Amendment, by leave, withdrawn.

9.29 p.m.

Lord LOVELL-DAVIS moved Amendment No. 35:

Page 12, line 36, leave out ("the share capital") and insert ("that part of the share capital of any relevant body corporate").

The noble Lord said: My Lords, the concept in this Part of the Bill is a simple one. It is that when only some of the shares of a company are involved in a threatened or actual change of control, the Secretary of State should normally vest only these shares, and not all the shares of the company concerned. The concept was introduced in another place in response to a Conservative initiative which the Government accepted.

In this Amendment we are seeking to make this concept more precise by specifying that the shares must be shares in a relevant body corporate. In doing this, we are bringing the concept of a relevant body corporate to paragraph (b) of this subsection, and in this way imposing the same limitation to paragraph (b) that already applies to paragraph (a). I beg to move.

The Earl of SELKIRK moved Amendment No. 36:

Page 12, line 40, leave out first ("the") and insert ("a").

The noble Earl said: My Lords, I raised this question at the Committee stage, and I was quite convinced that the noble Lord. Lord Beswick, fully understood the point I was making. I am, therefore, disappointed that he has not put down an Amendment himself, and even more disappointed that he should have made the same mistake again in his Amendment No. 60. The point I am making is this. It refers here to the "law of the United Kingdom", and there is no such thing. It is merely a question of wording to put this right. There are laws in Northern Ireland, there is a law system in England and a law system in Scotland, but there is no law of the United Kingdom. I think the noble and learned Lord, Lord Gardiner, would support me on this.

There are various ways in which this could be put right. I have suggested what seems to me a simple way by referring to "a law of the United Kingdom"; that covers any law of any part of the United Kingdom. I think it covers fully the point the noble Lord has in mind. There are many other ways of expressing it. It is purely a drafting point, but I object to the use of words to describe something which does not exist. I beg to move.

Lord MELCHETT

My Lords, the noble Earl drew our attention in Committee to the drafting of this subsection. We have now re-examined it and believe that the drafting can be improved by bringing it into line with the precedent of Section 10(1) of the Industry Act 1972, which spoke of a body corporate incorporated under the law of any part of the United Kingdom. If the noble Earl will withdraw the Amendments he has on the List today, I will be glad to promise a Government Amendment at Third Reading.

The Earl of SELKIRK

My Lords, I am grateful to the noble Lord. I would point out that at Committee stage one of the three suggestions I made was the one that he is proposing, and I regret that the noble Lord has not picked it up sooner. I beg leave to withdraw the Amendment.

Amendment, by leave, withdrawn.

Lord BESWICK

My Lords, before we upset the noble Earl, Lord Selkirk, again, I wonder whether we might now adjourn the Report stage.

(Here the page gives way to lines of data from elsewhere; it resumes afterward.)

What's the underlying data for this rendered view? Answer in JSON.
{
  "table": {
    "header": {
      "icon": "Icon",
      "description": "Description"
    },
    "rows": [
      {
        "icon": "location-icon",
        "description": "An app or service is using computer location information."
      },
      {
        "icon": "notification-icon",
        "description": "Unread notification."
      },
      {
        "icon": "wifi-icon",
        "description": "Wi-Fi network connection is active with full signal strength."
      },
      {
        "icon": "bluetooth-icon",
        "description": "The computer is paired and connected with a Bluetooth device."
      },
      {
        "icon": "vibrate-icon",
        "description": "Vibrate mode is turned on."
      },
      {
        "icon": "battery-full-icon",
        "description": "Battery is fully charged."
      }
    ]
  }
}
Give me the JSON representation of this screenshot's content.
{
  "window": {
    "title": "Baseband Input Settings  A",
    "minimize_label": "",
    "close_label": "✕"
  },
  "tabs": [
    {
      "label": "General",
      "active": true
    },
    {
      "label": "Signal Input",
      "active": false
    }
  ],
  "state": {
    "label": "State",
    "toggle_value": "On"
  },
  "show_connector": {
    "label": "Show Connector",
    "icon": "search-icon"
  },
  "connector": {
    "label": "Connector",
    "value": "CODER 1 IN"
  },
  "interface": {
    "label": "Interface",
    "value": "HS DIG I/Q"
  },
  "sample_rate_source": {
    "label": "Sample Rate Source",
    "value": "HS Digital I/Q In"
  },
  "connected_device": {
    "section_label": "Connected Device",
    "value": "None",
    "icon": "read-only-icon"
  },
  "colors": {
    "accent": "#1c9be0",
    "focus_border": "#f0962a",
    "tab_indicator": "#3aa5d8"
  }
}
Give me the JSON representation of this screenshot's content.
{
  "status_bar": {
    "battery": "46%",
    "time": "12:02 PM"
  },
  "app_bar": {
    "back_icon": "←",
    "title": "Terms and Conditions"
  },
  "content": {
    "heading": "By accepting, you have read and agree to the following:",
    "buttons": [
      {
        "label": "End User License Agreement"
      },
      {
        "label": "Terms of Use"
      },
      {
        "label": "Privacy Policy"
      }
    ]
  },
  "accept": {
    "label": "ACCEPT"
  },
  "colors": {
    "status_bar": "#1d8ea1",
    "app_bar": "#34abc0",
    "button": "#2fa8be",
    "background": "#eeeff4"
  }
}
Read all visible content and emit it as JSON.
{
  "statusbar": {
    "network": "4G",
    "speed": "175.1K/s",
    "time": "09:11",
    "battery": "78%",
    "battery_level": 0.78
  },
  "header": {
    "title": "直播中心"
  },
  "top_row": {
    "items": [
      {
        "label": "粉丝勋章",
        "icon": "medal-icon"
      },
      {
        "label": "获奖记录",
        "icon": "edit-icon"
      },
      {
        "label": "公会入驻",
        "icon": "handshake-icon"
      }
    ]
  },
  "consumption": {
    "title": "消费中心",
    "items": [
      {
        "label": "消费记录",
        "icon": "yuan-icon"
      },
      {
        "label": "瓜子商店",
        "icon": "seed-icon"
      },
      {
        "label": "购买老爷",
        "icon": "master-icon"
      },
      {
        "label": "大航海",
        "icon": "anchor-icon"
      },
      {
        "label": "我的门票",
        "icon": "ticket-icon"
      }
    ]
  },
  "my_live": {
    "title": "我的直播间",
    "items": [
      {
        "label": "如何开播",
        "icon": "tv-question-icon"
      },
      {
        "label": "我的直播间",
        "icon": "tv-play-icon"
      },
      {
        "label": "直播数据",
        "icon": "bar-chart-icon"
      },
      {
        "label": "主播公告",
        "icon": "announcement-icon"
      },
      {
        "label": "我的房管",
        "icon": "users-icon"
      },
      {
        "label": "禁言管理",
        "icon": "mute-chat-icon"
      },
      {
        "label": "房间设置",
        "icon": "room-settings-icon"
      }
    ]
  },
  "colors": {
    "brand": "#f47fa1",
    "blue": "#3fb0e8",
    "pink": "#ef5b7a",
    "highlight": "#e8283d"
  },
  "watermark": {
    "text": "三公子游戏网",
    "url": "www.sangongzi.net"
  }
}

Lord ELTON

My Lords, for the convenience of the House I would say that I was not proposing to move my next two Amendments and I think I am right in saying that my noble friend was not proposing to move Amendment No. 42.

Lord BESWICK

My Lords, at that point I wonder whether it would be convenient, as we have given certain undertakings, to adjourn until tomorrow the further consideration of this Bill.

I beg to move that the Report stage be adjourned until tomorrow.

Moved accordingly, and, on Question, Report stage adjourned.